Alpine skier Katie Crawford has overcome injury to place 30th on a difficult Giant Slalom course at the Lausanne 2020 Winter Youth Olympic Games.
Crawford crashed in training two days before competition and required seven stitches in her upper right arm.
Despite the injury the 17-year-old recorded two solid runs in a combined time of 2:23:25 on a bluebird day at Les Diablerets in Switzerland.
“The top half of the course I skied pretty positively, I could’ve been stronger in the second half but overall I was really happy with my runs,” said Crawford.
“I loved today it was so amazing, usually I get pretty nervous but the atmosphere here is so cool so it was a great experience.”
The course was icy and steep at points with around half of the 78 competitors crashing and recording a DNF.
Crawford was supported by her mum and dad and three siblings who travelled from Auckland for the Games.
“It’s pretty special to have them here, I’m really lucky.”
Crawford (Auckland Diocesan School) will compete in Slalom on Tuesday January 14th.
Meanwhile the New Zealand Curling Team defeated Turkey in a tight match to continue its unbeaten run.
Zoe Harman, Lucy Neilson, Hunter Walker and Will Becker combined to defeat the Turkish side 7-6 for their third win from three matches at the Champery Curling Arena.
They take on Norway tomorrow (January 13th).
New Zealand’s luge athletes have also been in action, hurtling down the track at speeds in excess of 100kph.
Dunedin athletes Hunter Burke and Ella Cox have been training in temperatures as low as -20 degrees in the satellite village of St Moritz.
“You’ve just got to stay inside as much as possible when it’s this cold but the Youth Olympic environment has been amazing I’m loving it,” said Burke.
“It’s lovely to be here and I’m really enjoying it. There’s loads of snow here which I’m loving even though it keeps getting all through my boots,” added Cox.
Above: Ella Cox
The Luge events will take place on Switzerland’s famed St Moritz-Celerina Bobrun which hosted the 1924 and 1948 Olympic Winter Games. Unlike other bobsleigh and luge tracks, the track is not artificially refrigerated but is created each winter using only snow and water.
The New Zealanders say the track is living up to its legendary status.
“It’s really smooth and very fast. Overall it’s a really good track which should make for some good racing,” said Burke.
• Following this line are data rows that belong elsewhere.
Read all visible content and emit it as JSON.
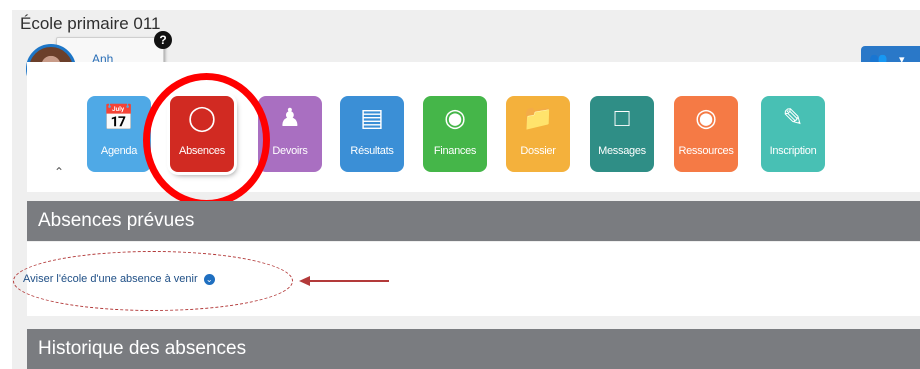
{
  "school": {
    "name": "École primaire 011"
  },
  "user": {
    "name": "Anh"
  },
  "help_badge": "?",
  "users_menu": {
    "icon": "users-group-icon",
    "caret": "▾"
  },
  "tiles": [
    {
      "label": "Agenda",
      "icon": "calendar-icon",
      "color": "#4fa9e6"
    },
    {
      "label": "Absences",
      "icon": "absence-person-icon",
      "color": "#d12a22"
    },
    {
      "label": "Devoirs",
      "icon": "person-book-icon",
      "color": "#a96fc1"
    },
    {
      "label": "Résultats",
      "icon": "bar-chart-icon",
      "color": "#3b8fd6"
    },
    {
      "label": "Finances",
      "icon": "dollar-coin-icon",
      "color": "#45b649"
    },
    {
      "label": "Dossier",
      "icon": "folder-icon",
      "color": "#f4b13c"
    },
    {
      "label": "Messages",
      "icon": "note-message-icon",
      "color": "#2f8e86"
    },
    {
      "label": "Ressources",
      "icon": "hand-coin-icon",
      "color": "#f57a45"
    },
    {
      "label": "Inscription",
      "icon": "form-edit-icon",
      "color": "#48c0b4"
    }
  ],
  "sections": {
    "planned": {
      "title": "Absences prévues",
      "link": "Aviser l'école d'une absence à venir"
    },
    "history": {
      "title": "Historique des absences"
    }
  },
  "colors": {
    "header_bg": "#7a7c80",
    "highlight": "#ff0000",
    "annotation": "#b33a3a"
  }
}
“Training’s going well I’ve had clean runs haven’t hit the wall or crashed at all. There’s definitely bits I can improve on but I’m feeling confident that I’ll be able to step it up from here,” said Cox.
Luge begins on January 17th.
Winter Youth Olympic Games coverage is available on Sky Sport.